Many cities have started benchmarking initiatives to reduce citywide energy consumption. This could be good news for people living in apartments and condominiums, because many are renters and low-income residents who would benefit from lower energy bills. Low-income families can struggle to find affordable and energy-efficient homes. The apartments they rent are often in need of repairs, have older appliances, and operate with less-efficient heating and cooling equipment, which partly explains their higher energy bills. On average, low-income multifamily residents spend 5% of their income on utility bills, which is more than triple what other households spend. Improving the energy efficiency of multifamily buildings can be an effective strategy for reducing these high energy burdens.
We’re beginning to see exactly how benchmarking initiatives can improve the energy efficiency of multifamily properties. Benchmarking provides building owners and tenants with information on how their buildings’ energy consumption compares to that of similar buildings. This knowledge allows owners to identify and prioritize potential investments in energy-saving equipment and operational changes. Our new local policy toolkit item, Benefits of Benchmarking Initiatives in the Multifamily Market, reviews the existing research on how these initiatives can facilitate energy efficiency investments.
City-led initiatives to support benchmarking
Several trends are contributing to the uptick in benchmarking of multifamily properties. Voluntary programs are widespread, but an increasing number of cities are requiring benchmarking. Eighteen cities now require owners of multifamily buildings to benchmark their energy use. With mandatory ordinances, cities require owners to benchmark their buildings and make the results accessible to the public. Online portals, such as the one hosted by Elevate Energy in Chicago, allow the public to easily compare the energy performance of large buildings.

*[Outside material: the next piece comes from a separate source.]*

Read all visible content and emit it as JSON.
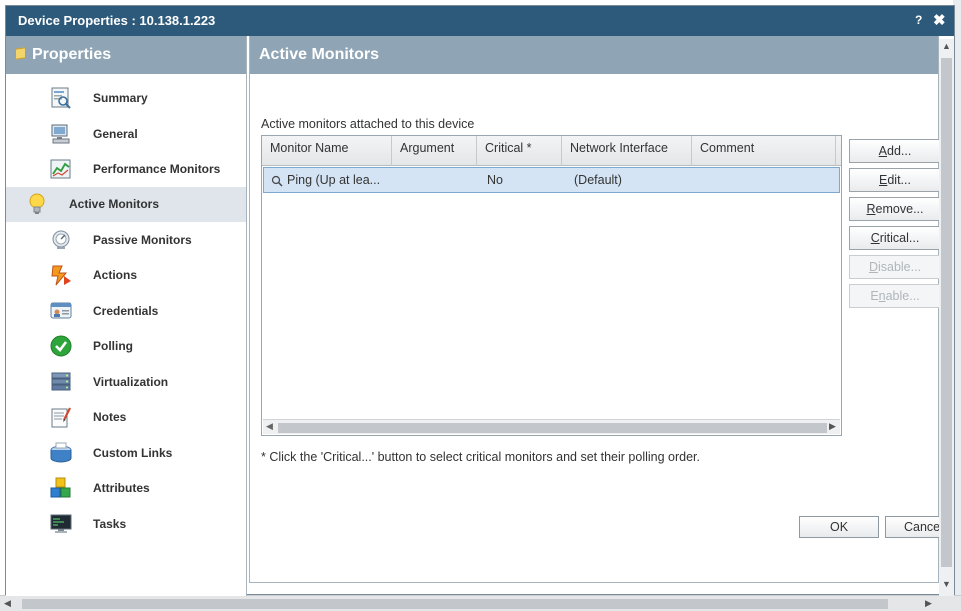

When adopting mandatory ordinances or voluntary initiatives, cities must engage many community stakeholders and address the availability of whole-building energy use data for multifamily owners. Property owners need access to these data to participate in benchmarking, but many utility companies do not currently provide this information. It can be difficult and time consuming for owners to collect energy data for an entire building without utility support because they must secure each tenant’s authorization to access his or her energy data.
Fortunately, several utilities are addressing this concern and adopting standard practices for providing anonymized aggregate tenant data to building owners. Here are the paths that three cities have taken in working with utilities to make these data available:
Energy efficiency outcomes
Increasing evidence suggests that benchmarking can lead to substantial energy and cost savings within multifamily buildings. A recent national study of more than 50,000 multifamily buildings found that benchmarking and support services could save 4% of energy and water use in a building after one year. Those that pursue a retrofit can save double that amount.
While benchmarking increases owners’ or managers’ awareness of their building’s energy use, this increased awareness does not necessarily lead to energy savings. Cities, utilities, and community organizations must provide additional support to reduce the energy waste of apartments and condos. In addition to helping owners collect and report detailed whole-building energy data, our research has found that the most effective benchmarking initiatives provide:
- Full-time staff to help owners understand and use their energy data
- Low- or no-cost energy audits to identify potential efficiency upgrades
- Assistance with securing financing or other forms of funding for retrofits
Kansas City’s Clean Energy Resource Center provides an example of how city stakeholders can collaborate to provide such support. The community’s two major local utilities – Kansas City Power and Light and Laclede Gas – fund the work of the center with space and staff provided by area nonprofits. Center staff offer one-on-one training for building operators, commission building energy audits, identify financing for retrofit projects, and verify projects’ energy savings. While these no-cost services are helpful for the entire multifamily sector, they are especially critical for affordable multifamily properties that want to reduce energy use but have limited funding for efficiency projects.
Resources for cities
The growing number of cities facilitating the tracking and transparency of energy data in multifamily buildings can serve as models for other cities. In addition to the examples in our new toolkit, ACEEE recently highlighted several cities with multifamily benchmarking initiatives in our 2017 Energy Efficiency Scorecard. As more cities implement community-wide energy-savings and climate goals, they should view benchmarking as a low-cost strategy for engaging multifamily building owners in achieving community-wide energy-savings and climate goals.
Hannah Bastian contributed to this post.